As mentioned earlier, entangled qubits are connected such that they cannot be described independently from each other. That is, whatever operation happens to one qubit, also happens to the entangled qubit. This allows you to know the resulting state of one qubit without measuring it, just by measuring the state of the other qubit. (This example uses two qubits; however, it is also possible to entangle three or more qubits).

To enable entanglement, Q# provides the CNOT operation, which stands for Controlled-NOT. The result of running this operation on two qubits is to flip the second qubit if the first qubit is One.

Add the CNOT operation to your program immediately after the H operation. Your full program should look like this:

namespace Bell {
open Microsoft.Quantum.Intrinsic;
open Microsoft.Quantum.Canon;

operation SetQubitState(desired : Result, target : Qubit) : Unit {
if desired != M(target) {
X(target);
}
}

@EntryPoint()
operation TestBellState(count : Int, initial : Result) : (Int, Int, Int, Int) {
mutable numOnesQ1 = 0;
mutable numOnesQ2 = 0;

// allocate the qubits
use (q1, q2) = (Qubit(), Qubit());
for test in 1..count {
SetQubitState(initial, q1);
SetQubitState(Zero, q2);

H(q1);
CNOT(q1, q2);      // Add the CNOT operation after the H operation

// measure each qubit
let resultQ1 = M(q1);
let resultQ2 = M(q2);

// Count the number of 'Ones' returned:
if resultQ1 == One {
set numOnesQ1 += 1;
}
if resultQ2 == One {
set numOnesQ2 += 1;
}
}

// reset the qubits
SetQubitState(Zero, q1);
SetQubitState(Zero, q2);

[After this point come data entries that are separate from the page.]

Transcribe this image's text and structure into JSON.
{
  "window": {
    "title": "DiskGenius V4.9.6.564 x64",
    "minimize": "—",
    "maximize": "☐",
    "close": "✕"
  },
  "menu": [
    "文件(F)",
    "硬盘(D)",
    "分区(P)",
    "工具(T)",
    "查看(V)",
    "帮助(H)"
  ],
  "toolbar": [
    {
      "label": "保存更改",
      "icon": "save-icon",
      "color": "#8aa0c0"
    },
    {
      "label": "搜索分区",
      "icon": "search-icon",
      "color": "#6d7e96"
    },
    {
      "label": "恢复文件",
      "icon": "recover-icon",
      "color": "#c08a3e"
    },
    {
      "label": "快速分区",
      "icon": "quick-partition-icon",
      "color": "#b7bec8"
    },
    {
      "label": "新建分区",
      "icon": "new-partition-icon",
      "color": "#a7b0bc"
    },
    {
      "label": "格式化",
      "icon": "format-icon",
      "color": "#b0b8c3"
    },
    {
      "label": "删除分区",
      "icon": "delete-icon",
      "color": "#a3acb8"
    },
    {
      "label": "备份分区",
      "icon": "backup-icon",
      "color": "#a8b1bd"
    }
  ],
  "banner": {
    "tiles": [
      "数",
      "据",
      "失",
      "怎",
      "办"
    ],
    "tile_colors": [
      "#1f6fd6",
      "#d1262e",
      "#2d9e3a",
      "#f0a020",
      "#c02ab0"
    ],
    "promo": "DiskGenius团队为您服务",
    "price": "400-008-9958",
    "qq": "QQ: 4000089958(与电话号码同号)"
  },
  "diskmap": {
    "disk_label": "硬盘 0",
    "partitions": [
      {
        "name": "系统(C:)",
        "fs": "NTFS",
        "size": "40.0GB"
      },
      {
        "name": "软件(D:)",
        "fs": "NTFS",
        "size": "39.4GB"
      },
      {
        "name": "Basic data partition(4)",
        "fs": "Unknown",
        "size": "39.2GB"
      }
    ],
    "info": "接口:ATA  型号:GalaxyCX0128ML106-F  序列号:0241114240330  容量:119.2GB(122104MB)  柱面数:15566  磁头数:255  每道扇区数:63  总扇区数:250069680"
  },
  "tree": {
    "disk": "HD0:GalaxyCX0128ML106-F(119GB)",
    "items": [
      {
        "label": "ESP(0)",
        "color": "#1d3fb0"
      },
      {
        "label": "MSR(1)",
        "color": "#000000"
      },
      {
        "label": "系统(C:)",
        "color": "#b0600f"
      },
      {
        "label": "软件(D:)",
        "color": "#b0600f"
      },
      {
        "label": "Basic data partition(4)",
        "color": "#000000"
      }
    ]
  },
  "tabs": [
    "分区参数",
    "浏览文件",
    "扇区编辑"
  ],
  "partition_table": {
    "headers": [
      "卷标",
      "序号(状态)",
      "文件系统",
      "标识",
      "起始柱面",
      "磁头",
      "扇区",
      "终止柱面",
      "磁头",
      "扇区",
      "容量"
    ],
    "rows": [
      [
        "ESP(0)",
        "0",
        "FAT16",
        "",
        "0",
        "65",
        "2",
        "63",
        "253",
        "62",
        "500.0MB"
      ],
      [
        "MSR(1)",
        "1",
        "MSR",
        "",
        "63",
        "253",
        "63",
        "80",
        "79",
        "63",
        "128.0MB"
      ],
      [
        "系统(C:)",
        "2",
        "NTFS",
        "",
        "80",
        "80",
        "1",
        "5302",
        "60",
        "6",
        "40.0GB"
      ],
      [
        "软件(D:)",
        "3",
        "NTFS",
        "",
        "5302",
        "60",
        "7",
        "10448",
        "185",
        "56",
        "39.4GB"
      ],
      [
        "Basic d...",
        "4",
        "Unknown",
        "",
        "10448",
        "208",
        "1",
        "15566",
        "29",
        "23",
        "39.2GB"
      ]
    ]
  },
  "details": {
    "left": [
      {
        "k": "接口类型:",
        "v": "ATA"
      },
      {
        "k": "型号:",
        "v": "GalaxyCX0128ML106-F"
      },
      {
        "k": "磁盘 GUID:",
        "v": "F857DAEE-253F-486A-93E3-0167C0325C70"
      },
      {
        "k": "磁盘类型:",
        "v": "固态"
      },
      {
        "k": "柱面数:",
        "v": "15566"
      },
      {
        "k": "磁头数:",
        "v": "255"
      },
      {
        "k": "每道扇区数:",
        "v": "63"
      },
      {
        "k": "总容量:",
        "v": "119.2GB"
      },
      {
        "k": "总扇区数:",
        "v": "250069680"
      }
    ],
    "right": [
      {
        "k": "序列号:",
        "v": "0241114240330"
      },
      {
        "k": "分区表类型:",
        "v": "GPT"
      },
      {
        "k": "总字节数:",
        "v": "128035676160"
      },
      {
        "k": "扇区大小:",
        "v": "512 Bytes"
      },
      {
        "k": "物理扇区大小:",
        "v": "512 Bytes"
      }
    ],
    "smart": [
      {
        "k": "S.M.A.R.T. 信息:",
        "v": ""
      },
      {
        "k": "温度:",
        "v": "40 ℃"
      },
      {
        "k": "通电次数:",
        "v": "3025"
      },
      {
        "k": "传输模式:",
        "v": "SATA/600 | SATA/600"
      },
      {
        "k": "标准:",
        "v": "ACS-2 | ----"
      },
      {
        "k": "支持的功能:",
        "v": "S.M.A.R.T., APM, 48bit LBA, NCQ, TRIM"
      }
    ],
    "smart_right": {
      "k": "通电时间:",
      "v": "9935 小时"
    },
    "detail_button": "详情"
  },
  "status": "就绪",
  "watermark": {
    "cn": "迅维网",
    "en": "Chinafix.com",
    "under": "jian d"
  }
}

// Display the times that |0> is returned, and times that |1> is returned
Message($"Q1 - Zeros: {count - numOnesQ1}") Message($"Q1 - Ones: {numOnesQ1}")
Message($"Q2 - Zeros: {count - numOnesQ2}") Message($"Q2 - Ones: {numOnesQ2}")
return (count - numOnesQ1, numOnesQ1, count - numOnesQ2, numOnesQ2 );

}
}



Now when you run the program:

dotnet run --count 1000 --initial One

Q1 - Zeros: 502
Q1 - Ones: 498
Q2 - Zeros: 502
Q2 - Ones: 498


The statistics for the first qubit haven't changed (a 50/50 chance of a Zero or a One after measurement), but the measurement results for the second qubit are always the same as the measurement of the first qubit. The CNOT operation has entangled the two qubits, so that whatever happens to one of them, happens to the other.

## Next steps

Continue to explore other quantum algorithms and techniques: